§ **About this exercise**
In the material below, find every line containing "content" and copy that line.

§ **Given information**
■ ■ ■ ■ ■ ■ ■

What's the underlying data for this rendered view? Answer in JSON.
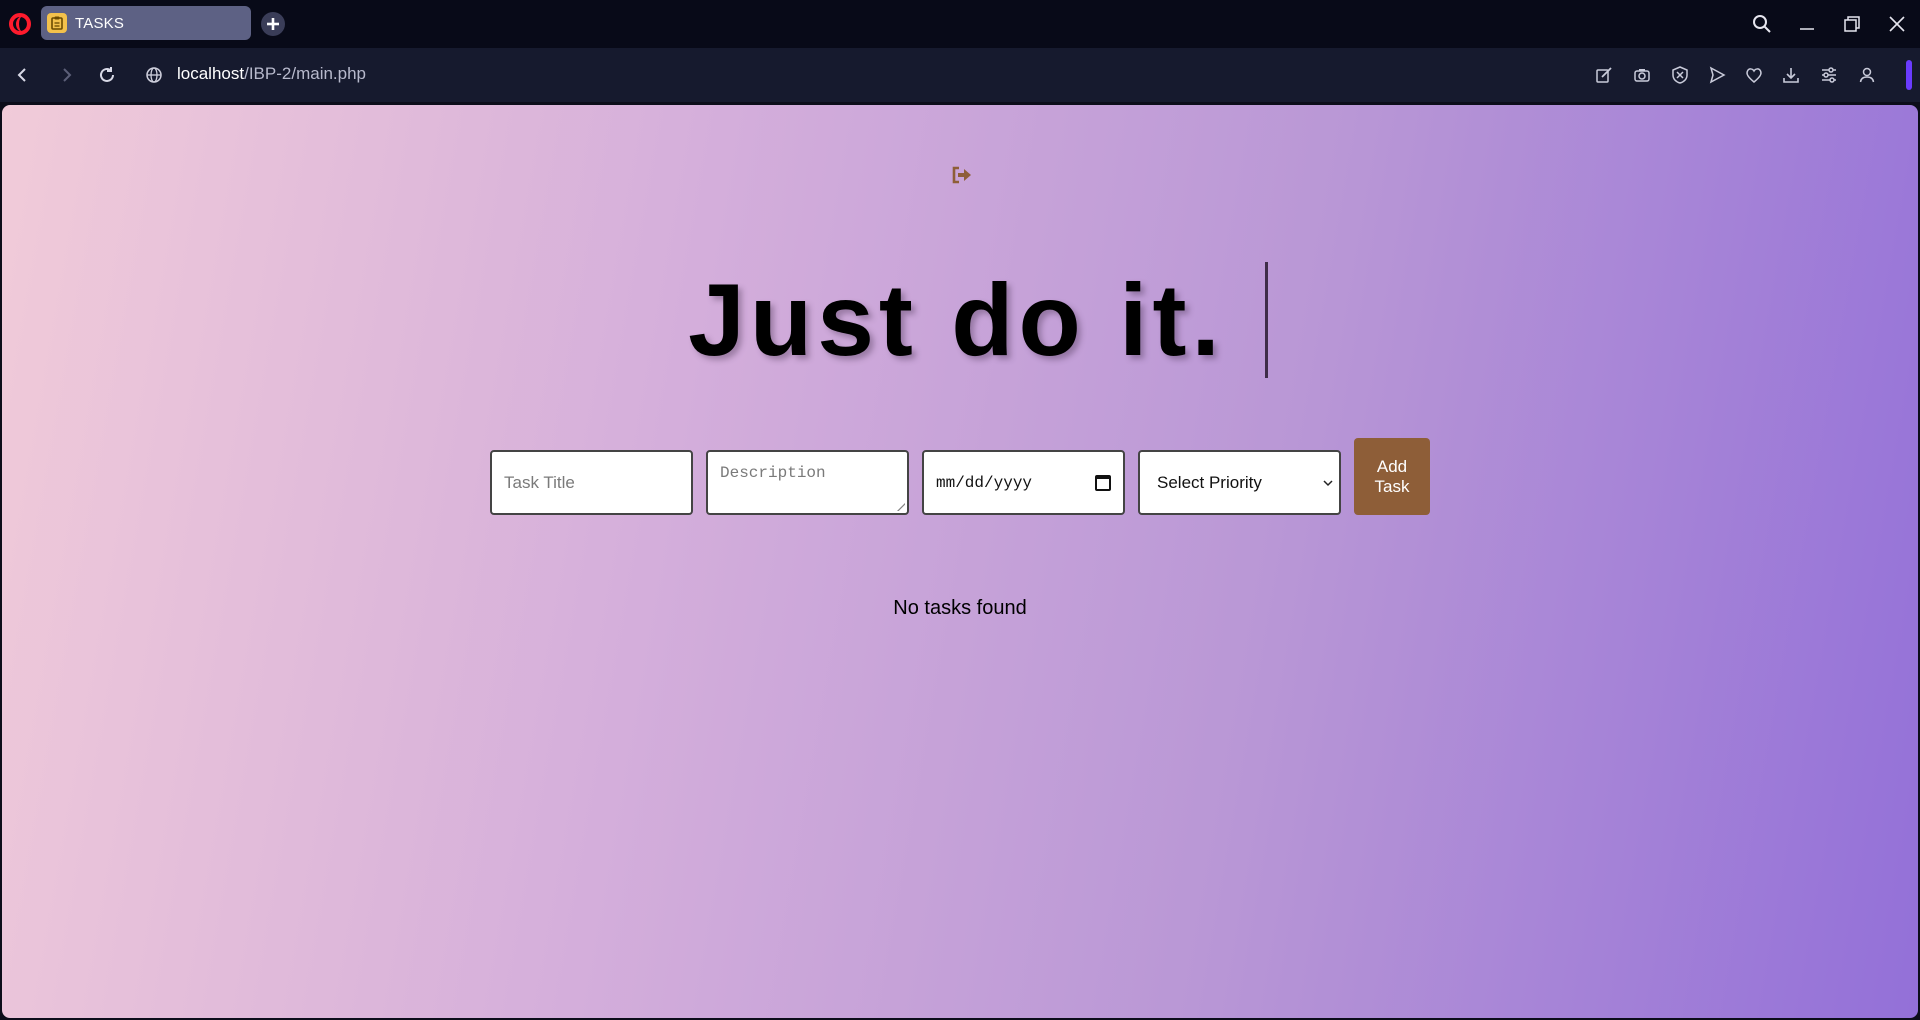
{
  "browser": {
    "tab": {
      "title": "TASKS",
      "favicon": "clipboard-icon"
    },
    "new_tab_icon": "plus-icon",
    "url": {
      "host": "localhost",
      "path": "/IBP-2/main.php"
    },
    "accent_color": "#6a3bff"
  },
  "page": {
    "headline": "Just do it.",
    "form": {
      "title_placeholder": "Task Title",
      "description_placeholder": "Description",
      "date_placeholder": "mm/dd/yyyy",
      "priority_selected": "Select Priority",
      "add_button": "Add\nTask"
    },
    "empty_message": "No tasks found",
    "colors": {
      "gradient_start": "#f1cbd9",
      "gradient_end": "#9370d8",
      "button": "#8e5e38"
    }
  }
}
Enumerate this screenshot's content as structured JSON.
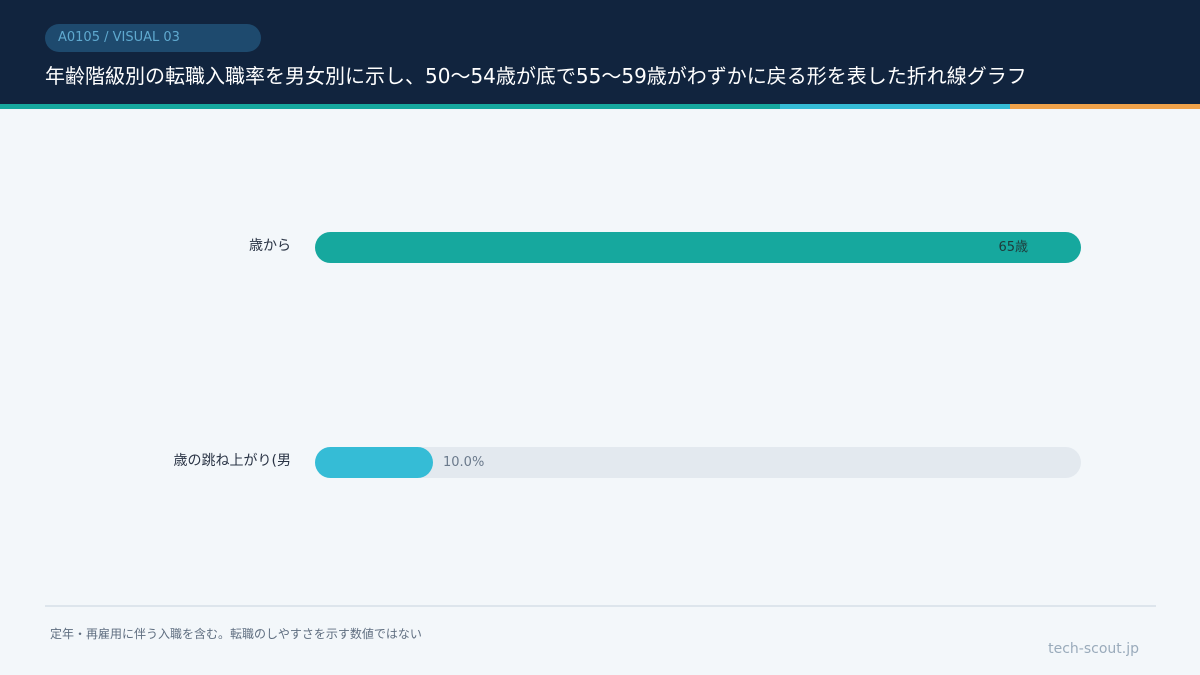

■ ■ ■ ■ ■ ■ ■

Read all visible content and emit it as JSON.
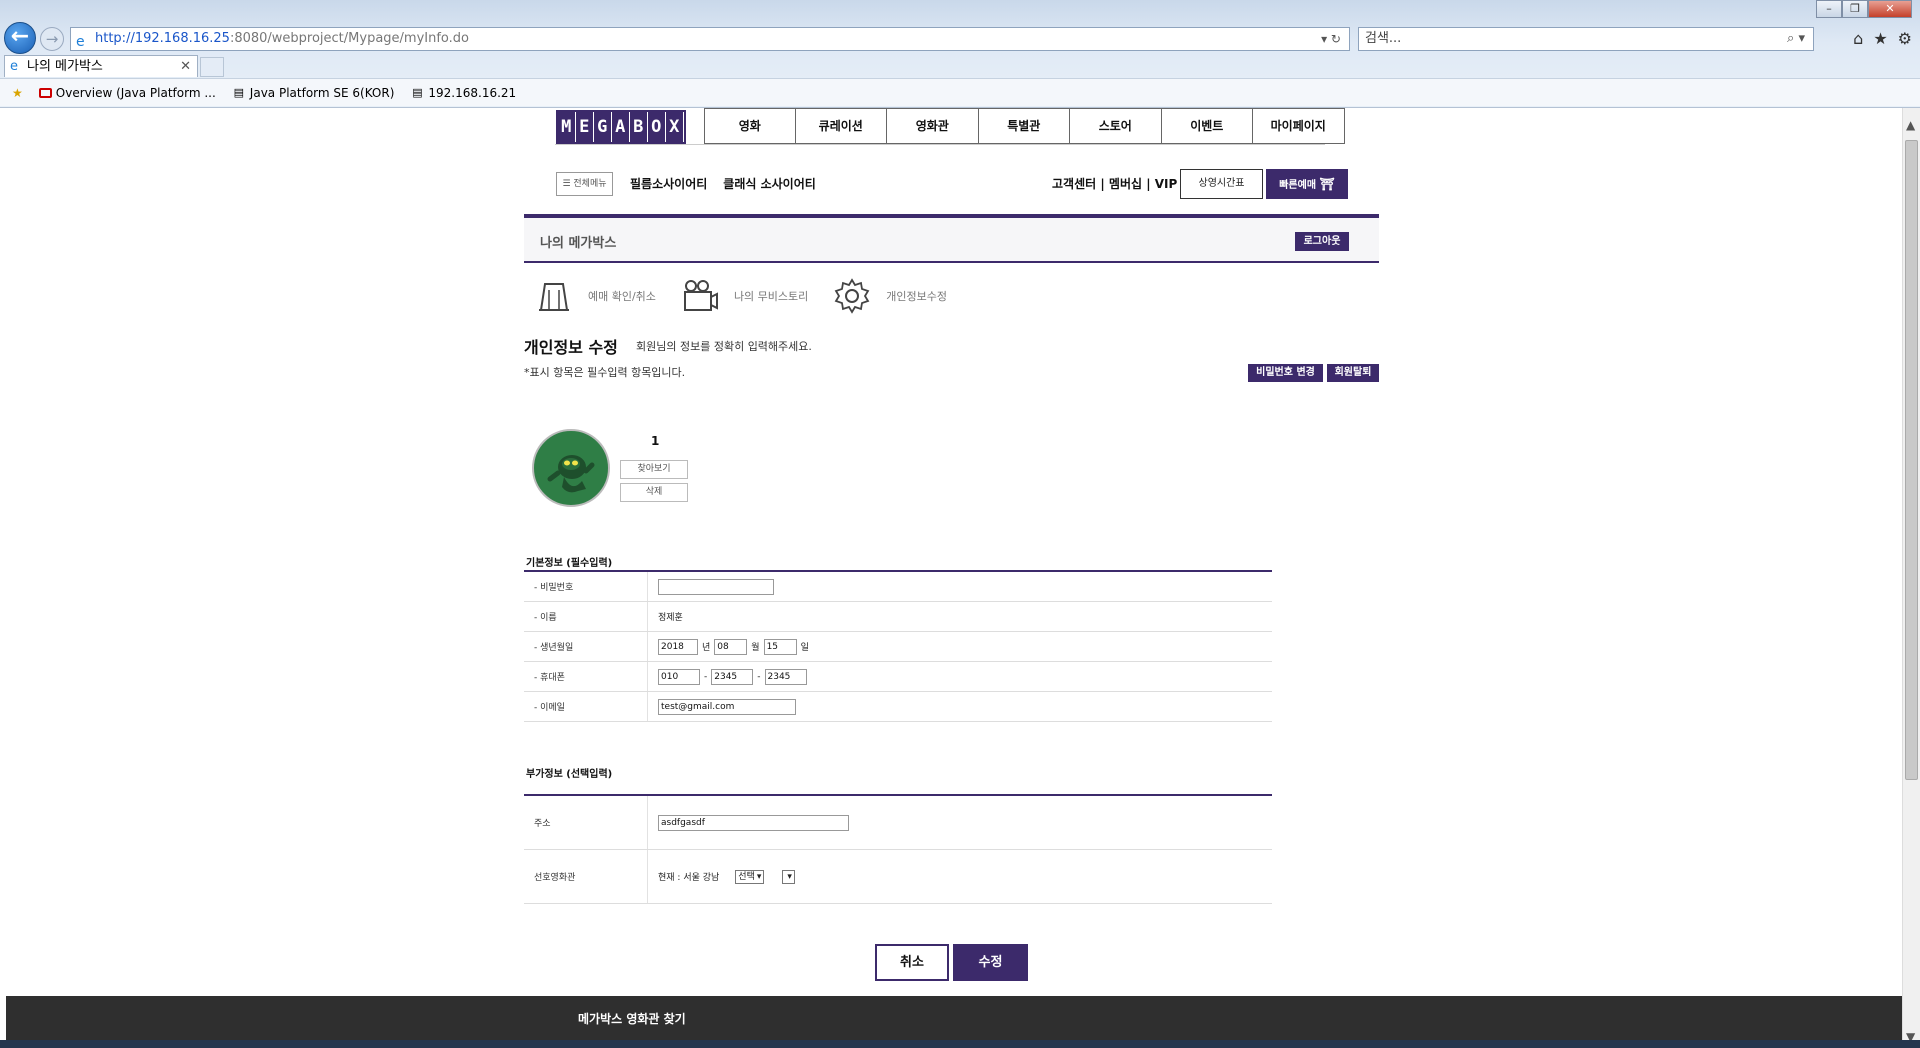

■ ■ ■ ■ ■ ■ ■

§ **Finished exercise**
Enumerate this screenshot's content as structured JSON.
Read all visible content and emit it as JSON.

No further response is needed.